▶ _Records shown_
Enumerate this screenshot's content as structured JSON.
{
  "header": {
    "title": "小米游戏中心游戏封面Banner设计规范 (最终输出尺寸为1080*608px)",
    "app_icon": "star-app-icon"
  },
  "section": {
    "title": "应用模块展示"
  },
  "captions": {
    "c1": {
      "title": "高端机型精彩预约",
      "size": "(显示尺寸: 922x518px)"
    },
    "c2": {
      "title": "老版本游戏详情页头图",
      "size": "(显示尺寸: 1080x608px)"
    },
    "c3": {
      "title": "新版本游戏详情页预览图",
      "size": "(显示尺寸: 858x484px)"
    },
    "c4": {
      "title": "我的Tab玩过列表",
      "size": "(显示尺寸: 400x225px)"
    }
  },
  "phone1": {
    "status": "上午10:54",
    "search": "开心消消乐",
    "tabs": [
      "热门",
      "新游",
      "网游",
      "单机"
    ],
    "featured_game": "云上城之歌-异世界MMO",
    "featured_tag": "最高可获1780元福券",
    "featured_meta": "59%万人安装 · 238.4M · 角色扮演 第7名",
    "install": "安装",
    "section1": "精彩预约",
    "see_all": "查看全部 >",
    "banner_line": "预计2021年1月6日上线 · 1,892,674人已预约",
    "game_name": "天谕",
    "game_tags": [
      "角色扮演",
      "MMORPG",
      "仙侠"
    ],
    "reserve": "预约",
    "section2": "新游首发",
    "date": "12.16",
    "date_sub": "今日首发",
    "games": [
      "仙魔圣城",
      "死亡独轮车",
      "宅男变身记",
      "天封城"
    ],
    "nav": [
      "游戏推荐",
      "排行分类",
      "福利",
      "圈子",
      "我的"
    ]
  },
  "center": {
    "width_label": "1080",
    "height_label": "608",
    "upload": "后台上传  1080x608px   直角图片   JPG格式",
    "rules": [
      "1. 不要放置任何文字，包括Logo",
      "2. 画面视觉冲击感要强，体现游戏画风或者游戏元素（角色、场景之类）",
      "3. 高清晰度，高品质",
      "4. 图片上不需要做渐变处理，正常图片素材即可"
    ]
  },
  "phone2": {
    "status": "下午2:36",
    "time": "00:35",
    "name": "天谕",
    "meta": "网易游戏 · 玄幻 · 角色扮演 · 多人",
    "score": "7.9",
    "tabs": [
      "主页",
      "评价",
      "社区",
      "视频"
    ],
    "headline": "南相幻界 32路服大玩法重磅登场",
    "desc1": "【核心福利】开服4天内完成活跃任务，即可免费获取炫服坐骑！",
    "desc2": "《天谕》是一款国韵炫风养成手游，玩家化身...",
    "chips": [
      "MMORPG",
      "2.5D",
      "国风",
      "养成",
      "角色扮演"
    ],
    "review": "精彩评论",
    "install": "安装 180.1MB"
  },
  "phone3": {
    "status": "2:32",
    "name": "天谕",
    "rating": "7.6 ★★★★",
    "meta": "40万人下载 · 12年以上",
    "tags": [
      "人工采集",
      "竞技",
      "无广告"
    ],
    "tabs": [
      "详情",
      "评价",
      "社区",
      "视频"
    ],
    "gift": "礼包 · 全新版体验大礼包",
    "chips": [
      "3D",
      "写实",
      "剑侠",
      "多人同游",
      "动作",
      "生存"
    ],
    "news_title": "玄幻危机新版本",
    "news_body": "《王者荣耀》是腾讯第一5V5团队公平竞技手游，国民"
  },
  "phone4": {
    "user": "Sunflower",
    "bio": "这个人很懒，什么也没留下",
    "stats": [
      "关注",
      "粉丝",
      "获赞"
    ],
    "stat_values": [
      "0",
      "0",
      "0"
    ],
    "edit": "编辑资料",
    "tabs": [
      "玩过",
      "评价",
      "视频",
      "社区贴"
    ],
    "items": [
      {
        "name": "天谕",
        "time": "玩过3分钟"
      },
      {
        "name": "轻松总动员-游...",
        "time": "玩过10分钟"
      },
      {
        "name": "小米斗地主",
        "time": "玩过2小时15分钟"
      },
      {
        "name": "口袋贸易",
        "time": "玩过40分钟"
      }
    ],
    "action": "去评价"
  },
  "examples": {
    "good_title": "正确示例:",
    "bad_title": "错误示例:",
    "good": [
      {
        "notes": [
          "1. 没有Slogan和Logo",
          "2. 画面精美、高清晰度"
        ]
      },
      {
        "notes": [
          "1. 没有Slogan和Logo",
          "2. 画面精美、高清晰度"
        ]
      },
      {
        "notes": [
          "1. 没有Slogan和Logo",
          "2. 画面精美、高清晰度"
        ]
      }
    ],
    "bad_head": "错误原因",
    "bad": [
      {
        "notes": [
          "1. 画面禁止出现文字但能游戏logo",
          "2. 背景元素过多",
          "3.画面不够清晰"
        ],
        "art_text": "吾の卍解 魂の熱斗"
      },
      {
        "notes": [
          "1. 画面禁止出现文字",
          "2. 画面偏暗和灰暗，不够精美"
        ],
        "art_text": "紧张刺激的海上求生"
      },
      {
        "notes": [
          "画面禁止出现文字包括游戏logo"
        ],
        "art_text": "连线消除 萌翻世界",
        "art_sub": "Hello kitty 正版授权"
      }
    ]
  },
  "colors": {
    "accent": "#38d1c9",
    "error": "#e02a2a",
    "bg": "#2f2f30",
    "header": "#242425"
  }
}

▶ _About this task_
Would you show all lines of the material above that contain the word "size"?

▶ _Solution for this exercise_
      "size": "(显示尺寸: 922x518px)"
      "size": "(显示尺寸: 1080x608px)"
      "size": "(显示尺寸: 858x484px)"
      "size": "(显示尺寸: 400x225px)"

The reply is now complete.